I have made a proper pair of jeans!
There have been some forays into sewing pants or sewing with denim in the past, but I had never made a simple, basic pair of jeans before, mostly because I rarely wanted to wear one. However, my single pair of black skinny jeans (an impulse buy from a few years ago when I thought I needed maybe one pair of pants that wasn't paint-splattered) was getting a lot more wear recently, even though it's getting a bit too large. So I decided to give the Ginger jeans
|My boyfriend told me to try and look tougher.|
According to the chart I am between a size 8 and 10, and decided to go for the size 8 since the denim I was using is pretty stretchy and doesn't have the greatest recovery. (I used it before to make these dungarees

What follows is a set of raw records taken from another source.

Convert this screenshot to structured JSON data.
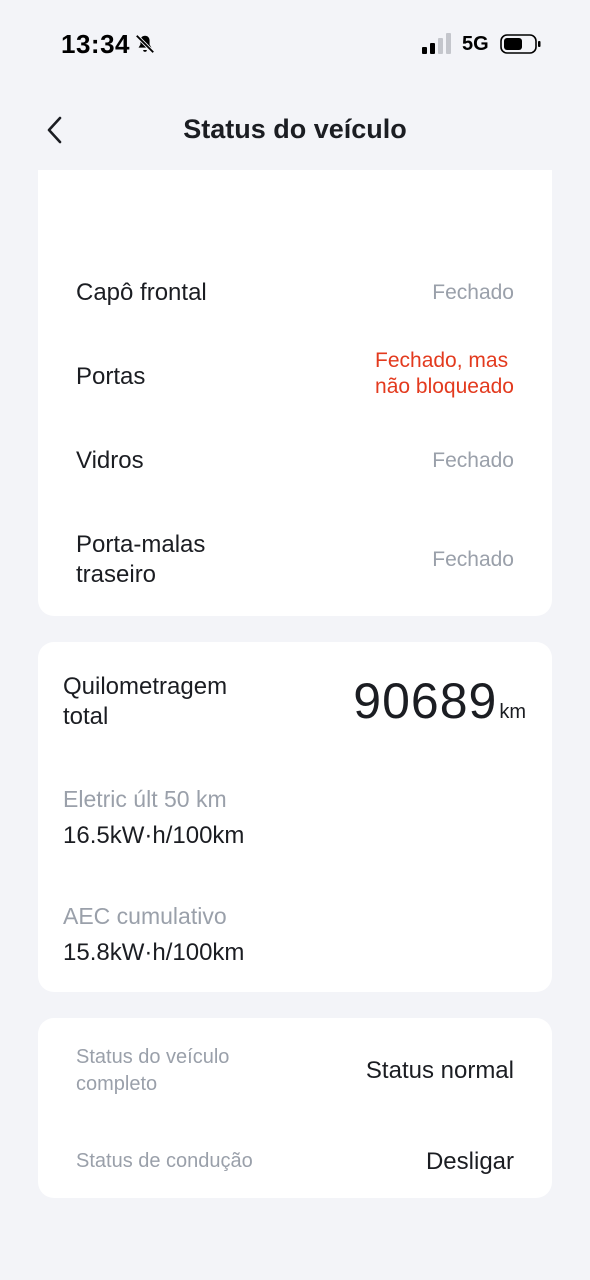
{
  "status_bar": {
    "time": "13:34",
    "network": "5G"
  },
  "header": {
    "title": "Status do veículo"
  },
  "closures": [
    {
      "label": "Capô frontal",
      "value": "Fechado",
      "status": "ok"
    },
    {
      "label": "Portas",
      "value_line1": "Fechado, mas",
      "value_line2": "não bloqueado",
      "status": "warning"
    },
    {
      "label": "Vidros",
      "value": "Fechado",
      "status": "ok"
    },
    {
      "label_line1": "Porta-malas",
      "label_line2": "traseiro",
      "value": "Fechado",
      "status": "ok"
    }
  ],
  "mileage": {
    "label_line1": "Quilometragem",
    "label_line2": "total",
    "value": "90689",
    "unit": "km"
  },
  "consumption": {
    "recent_label": "Eletric últ 50 km",
    "recent_value": "16.5kW·h/100km",
    "cumulative_label": "AEC cumulativo",
    "cumulative_value": "15.8kW·h/100km"
  },
  "vehicle_status": {
    "overall_label_line1": "Status do veículo",
    "overall_label_line2": "completo",
    "overall_value": "Status normal",
    "driving_label": "Status de condução",
    "driving_value": "Desligar"
  },
  "colors": {
    "background": "#f3f4f8",
    "card": "#ffffff",
    "text_primary": "#1b1d22",
    "text_secondary": "#9aa0aa",
    "warning": "#e33a1e"
  }
}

). This was intended as a wearable muslin so I didn't make any alterations. They fit pretty well straight out of the envelope, but I'm not sure if I want to be super nitpicky about the fit on a thing like jeans.
Sewing this was quite straightforward, and the instructions were very clear. I decided to go for view A, a low-rise jean with a stovepipe leg. I like my skirts and dresses to hit me at the natural waist but I don't really like how it looks on pants (especially with a contrasting top).
Making these without making a proper muslin first was a bit of a gamble since you can't really try them on until pretty late into the process. There aren't any huge fit issues though, so I could breathe a sigh of relief there. The rise is maybe a bit lower than I expected, but the waist fits snugly which rarely happens with storebought jeans.
I did mess up somewhere along the way, and it was while installing the front fly. I don't really understand how I can install a fly front zip perfectly fine using only Burda instructions and black magic, but manage to do so many things wrong when I have clear instructions and a great tutorial at my disposal. I screwed up the topstitching and had to unpick and start over (the fact that I was using a triple stitch instead of changing my regular thread to topstitching thread every five minutes made this unpicking even more fun) so the fabric looks a bit... chewed up in places. I also feel like the interfacing I used was a bit too lightweight for the tight fit of these jeans, and there's some pulling. I checked my storebought pair (which is a similar fit and made from similar fabric) and it feels like there's some kind of tape along the edge of the fly to keep things stabilized. I decided to not let it bother me enough to not wear these, especially since the majority of tops I'd wear with this hide the issues anyway.
I also had to shorten the zipper by a considerable amount (the pattern tells you to get a 13 cm zipper and even a 12 cm one was way too long, I think the final zip is more like 10 cm) and of course managed to pull the slider off after assembling everything and attaching the waistband, so I had to do even more zipper surgery to avoid taking EVERYTHING apart or something. It worked.
This was not at all related to the above picture but I'm not going to keep posting close-up pictures of my crotch. Here's one of my butt instead:
I'm pretty pleased with the topstitching on this. The triple stitch stands out nicely and since it's slower than a normal straight stitch it almost forced me to be more accurate. I stuck with the pattern markings for the back pocket placement, mostly because the idea of pinning these onto my butt and stitching them on accurately after the whole thing was assembled gave me a headache.
So yeah, I might be getting back into wearing pants. I have some stretch jeans with a faux-leather coating around that might look snazzy. But for now I'm going to leave you with this:
Boyfriend: 'Do something cool!'
Boyfriend: 'No, not that.'